By order:


Adjutant and Inspector General.

EXECUTIVE DEPARTMENT, Raleigh, May 18, 1863.

Honorable JAMES A. SEDDON, Secretary of War, Richmond, Va.

SIR: I had the honor to request of you some time since an examination into the case of Lieutenant Colonel J. A. Keith, Sixty-fourth North Carolina Troops, charged with the murder of some unarmed prisoners and little boys during the recent troubles in the mountains of this State. I have heard by rumor only that he was brought before a court-martial and honorably acquitted by producing an order for his conduct from General Davis, commanding in East Tennessee. I have also been officially notified of his resignation. Will it be consistent with your sense of duty to furnish me a copy of the proceedings of the court-martial in his case? Murder is a crime against the common law in this State and he is now subject to that law.

Very respectfully, &c.,


WAR DEPARTMENT, Richmond, May 19, 1863.

General BRAXTON BRAGG, Tullahoma, Tenn.:

Governor J. G. Shorter writes that he had requested to retain the officers and the two companies of Alabamians among prisoners captured by General N. B. Forrest as he designs requesting their delivery to him for trial.

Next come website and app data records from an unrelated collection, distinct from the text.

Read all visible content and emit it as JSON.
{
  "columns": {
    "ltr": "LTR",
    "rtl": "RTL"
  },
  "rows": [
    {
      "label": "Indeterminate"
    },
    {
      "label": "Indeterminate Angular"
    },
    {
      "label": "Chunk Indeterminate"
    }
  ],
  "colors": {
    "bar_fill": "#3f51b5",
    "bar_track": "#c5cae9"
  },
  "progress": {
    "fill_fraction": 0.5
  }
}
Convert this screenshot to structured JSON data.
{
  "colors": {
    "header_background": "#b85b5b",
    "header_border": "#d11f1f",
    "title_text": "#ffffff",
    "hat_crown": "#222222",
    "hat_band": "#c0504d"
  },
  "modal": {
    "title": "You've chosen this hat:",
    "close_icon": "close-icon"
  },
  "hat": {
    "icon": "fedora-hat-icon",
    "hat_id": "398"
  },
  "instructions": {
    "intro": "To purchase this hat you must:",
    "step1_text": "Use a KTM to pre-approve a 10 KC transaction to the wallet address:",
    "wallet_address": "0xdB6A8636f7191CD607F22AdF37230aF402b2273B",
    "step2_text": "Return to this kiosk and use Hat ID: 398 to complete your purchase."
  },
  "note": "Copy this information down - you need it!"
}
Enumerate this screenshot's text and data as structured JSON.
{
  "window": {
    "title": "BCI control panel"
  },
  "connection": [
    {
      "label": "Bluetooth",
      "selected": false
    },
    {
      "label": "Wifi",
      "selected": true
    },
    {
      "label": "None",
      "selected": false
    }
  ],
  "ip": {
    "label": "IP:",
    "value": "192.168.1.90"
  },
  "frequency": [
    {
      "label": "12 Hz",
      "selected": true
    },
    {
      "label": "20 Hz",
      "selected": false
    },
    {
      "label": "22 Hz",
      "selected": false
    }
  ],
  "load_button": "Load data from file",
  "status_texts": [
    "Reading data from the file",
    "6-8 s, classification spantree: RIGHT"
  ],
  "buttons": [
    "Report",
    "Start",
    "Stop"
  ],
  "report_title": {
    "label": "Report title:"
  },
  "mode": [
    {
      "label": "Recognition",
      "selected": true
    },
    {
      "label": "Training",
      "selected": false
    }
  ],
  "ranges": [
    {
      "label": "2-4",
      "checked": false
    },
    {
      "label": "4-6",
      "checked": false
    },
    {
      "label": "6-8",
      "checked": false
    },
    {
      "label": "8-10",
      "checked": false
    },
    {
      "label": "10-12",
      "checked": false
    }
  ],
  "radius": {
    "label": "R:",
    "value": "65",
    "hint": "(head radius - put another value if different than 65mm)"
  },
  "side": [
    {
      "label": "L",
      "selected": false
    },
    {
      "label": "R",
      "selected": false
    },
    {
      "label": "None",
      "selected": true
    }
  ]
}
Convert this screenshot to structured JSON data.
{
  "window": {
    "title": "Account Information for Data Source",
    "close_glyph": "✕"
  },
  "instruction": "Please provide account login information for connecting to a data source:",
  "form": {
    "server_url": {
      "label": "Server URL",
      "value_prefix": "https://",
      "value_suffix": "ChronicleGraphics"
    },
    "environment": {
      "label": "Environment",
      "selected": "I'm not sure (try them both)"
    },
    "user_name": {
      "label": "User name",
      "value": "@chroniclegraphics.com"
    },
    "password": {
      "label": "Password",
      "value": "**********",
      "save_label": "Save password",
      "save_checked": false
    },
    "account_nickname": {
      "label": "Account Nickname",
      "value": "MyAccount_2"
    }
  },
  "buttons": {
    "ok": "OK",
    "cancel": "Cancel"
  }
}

If not previously sent hold them subject to further orders.


Secretary of War.

CHARLESTON, S. C., May 19, 1863.

Honorable PIERRE SOULE, Havana, Cuba.

(Care of Senior Don Juan de Bances.)

DEAR SIR: I send you herewith inclosed a letter* from the Honorable Charles M. Conrad inclosing me an order of the War Department at Richmond containing a notice from Mr. Robert Ould, C. S. agent for the exchange of prisoners, which I think embraces your case and releases you from may obligations or parole to the U. S. authorities. I hope then that you will take the earliest opportunity to return amongst us and accept the position of volunteer aide on my staff which you desired last year before the fall of New Orleans, or should I be able to serve you in any other way pray let me know and it shall be done with much pleasure.

I suppose you have heard by this time of our success here and near Fredericksburg, but unfortunately without visible or marked results on the present struggle. The people of the North appear to be as determined as ever to wage upon us a war of extermination. Our country is being gradually overrun, and although we recover the lost ground occasionally still the damages incurred cannot be repaired.


* Not found.